What would Jean-Michel Basquiat wear? That was the question designer Marie-Christine Statz and artist Camille Henrot kicked about ahead of the fall collection of Gauchere, Statz’s 10-year-old label.
Central to the season was a white silk pajama set that featured Henrot’s erotic sketches arranged into a tongue-in-cheek print. It looked abstract-enough from afar but was positively promiscuous up close.
Statz posited it was something Basquiat could have worn in ‘80s New York and felt that it needed twisted into something for today’s women, congruent with her brand’s gender-irrelevant approach.
Add to that Statz and Henrot’s shared appreciation of art and a desire to see it in movement and the lineup was about seeing Henrot’s art come alive, with a late-20th-century slant.
Fluid fabrics, strategically placed cuts and liquid-looking fabrics made Statz’s razor-sharp tailoring come alive as models walked, imparting a sensual overtone.
Strongest here were takes on classic suiting that included a tone-on-tone textured check, strong-shouldered dresses that kissed the floor and roomy trousers. Jeans had that oversize ‘90s quality to them, but there was nothing haphazard in the way they hung loosely from the hips.
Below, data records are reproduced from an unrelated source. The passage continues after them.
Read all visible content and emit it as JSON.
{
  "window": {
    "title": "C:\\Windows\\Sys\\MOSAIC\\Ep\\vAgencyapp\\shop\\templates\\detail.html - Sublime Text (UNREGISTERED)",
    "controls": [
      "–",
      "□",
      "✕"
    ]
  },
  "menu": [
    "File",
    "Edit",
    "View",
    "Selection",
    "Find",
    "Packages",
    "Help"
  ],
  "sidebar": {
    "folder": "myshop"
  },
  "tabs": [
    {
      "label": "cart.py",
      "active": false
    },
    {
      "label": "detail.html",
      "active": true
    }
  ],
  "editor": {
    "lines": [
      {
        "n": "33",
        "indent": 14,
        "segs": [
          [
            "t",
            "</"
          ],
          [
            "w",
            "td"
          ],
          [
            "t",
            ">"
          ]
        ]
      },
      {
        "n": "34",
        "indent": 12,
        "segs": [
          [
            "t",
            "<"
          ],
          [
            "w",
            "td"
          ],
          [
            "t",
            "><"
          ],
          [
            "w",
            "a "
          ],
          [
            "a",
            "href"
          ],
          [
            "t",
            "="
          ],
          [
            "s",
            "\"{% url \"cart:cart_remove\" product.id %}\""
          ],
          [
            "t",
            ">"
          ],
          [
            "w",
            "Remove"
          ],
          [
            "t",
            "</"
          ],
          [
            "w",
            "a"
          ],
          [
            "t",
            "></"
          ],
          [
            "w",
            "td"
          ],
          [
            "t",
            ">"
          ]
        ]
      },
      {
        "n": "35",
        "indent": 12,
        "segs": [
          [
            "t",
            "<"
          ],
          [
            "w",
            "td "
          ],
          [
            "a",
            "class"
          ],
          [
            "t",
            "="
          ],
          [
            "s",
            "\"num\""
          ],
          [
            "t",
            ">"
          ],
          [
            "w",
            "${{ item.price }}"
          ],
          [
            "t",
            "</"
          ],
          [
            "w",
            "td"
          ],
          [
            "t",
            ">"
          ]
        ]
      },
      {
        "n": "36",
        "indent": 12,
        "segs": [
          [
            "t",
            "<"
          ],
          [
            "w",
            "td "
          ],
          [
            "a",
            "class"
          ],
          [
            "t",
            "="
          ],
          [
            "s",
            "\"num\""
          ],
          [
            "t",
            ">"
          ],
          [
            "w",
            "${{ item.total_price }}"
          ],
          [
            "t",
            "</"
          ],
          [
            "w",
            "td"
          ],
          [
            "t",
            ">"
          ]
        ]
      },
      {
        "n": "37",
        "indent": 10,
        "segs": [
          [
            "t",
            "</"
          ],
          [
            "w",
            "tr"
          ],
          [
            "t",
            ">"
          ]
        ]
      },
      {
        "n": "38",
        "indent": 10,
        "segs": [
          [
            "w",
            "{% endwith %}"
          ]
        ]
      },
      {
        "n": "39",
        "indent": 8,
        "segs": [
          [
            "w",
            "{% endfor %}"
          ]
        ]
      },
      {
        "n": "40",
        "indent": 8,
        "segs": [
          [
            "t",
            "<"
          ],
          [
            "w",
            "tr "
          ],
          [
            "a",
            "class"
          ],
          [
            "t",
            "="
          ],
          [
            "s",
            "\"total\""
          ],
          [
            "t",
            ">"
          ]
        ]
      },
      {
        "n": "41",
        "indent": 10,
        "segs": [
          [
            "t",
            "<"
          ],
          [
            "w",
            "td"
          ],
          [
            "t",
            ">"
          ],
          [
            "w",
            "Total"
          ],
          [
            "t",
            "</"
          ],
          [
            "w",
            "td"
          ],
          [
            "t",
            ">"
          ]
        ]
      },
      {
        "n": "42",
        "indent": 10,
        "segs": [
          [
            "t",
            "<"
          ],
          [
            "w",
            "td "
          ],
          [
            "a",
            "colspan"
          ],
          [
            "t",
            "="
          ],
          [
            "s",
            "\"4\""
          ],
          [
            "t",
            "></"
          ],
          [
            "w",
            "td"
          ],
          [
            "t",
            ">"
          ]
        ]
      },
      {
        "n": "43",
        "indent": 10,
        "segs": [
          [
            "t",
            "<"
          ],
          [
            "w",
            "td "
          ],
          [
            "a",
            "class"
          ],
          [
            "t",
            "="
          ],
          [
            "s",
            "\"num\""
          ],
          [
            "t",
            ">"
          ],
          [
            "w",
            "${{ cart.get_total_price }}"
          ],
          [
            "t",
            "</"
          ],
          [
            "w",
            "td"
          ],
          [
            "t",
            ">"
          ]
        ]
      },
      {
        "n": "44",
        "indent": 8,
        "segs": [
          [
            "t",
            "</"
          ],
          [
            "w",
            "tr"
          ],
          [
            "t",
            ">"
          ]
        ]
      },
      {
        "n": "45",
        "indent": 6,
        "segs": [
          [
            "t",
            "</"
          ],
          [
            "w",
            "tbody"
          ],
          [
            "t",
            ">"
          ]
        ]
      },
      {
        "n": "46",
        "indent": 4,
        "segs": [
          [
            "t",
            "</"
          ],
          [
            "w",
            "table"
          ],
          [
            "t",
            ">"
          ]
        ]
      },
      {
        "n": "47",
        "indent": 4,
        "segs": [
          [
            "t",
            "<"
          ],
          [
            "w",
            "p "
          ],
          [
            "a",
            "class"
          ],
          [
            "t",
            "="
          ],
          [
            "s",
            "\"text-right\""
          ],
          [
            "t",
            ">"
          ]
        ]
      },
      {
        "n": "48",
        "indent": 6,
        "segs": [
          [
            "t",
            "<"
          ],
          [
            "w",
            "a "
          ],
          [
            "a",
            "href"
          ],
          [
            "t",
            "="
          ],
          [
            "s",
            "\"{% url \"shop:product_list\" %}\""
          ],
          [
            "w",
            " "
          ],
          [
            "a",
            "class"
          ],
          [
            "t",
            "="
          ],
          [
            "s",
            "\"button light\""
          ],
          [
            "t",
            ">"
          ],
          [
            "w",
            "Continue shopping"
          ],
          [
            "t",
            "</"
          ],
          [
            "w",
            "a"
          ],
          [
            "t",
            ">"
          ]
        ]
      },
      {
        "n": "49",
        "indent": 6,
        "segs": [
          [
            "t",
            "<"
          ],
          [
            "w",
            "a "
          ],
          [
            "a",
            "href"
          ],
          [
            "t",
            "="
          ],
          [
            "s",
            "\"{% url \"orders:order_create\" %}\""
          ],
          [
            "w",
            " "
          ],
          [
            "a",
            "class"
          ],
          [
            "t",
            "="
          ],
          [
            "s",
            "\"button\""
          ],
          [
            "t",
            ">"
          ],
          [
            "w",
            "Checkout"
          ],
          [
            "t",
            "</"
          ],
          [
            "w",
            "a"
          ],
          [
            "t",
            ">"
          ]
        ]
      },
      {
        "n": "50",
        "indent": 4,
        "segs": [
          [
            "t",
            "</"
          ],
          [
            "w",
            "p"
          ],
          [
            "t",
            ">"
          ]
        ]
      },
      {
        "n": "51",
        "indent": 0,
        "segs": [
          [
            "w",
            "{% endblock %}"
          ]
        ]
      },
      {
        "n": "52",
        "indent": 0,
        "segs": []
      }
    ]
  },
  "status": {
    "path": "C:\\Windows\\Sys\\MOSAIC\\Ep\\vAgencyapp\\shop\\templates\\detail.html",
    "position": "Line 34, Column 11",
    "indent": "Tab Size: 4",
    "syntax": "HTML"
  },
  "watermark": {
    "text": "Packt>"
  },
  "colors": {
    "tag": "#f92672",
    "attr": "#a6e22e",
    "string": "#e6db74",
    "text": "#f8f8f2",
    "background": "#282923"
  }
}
Shown in the Passage des Jacobins traversing the ‘70s glass building designed by architect Ricardo Bofill on Place du Marché Saint-Honoré, the fall Gauchere lineup had an of-the-moment quality.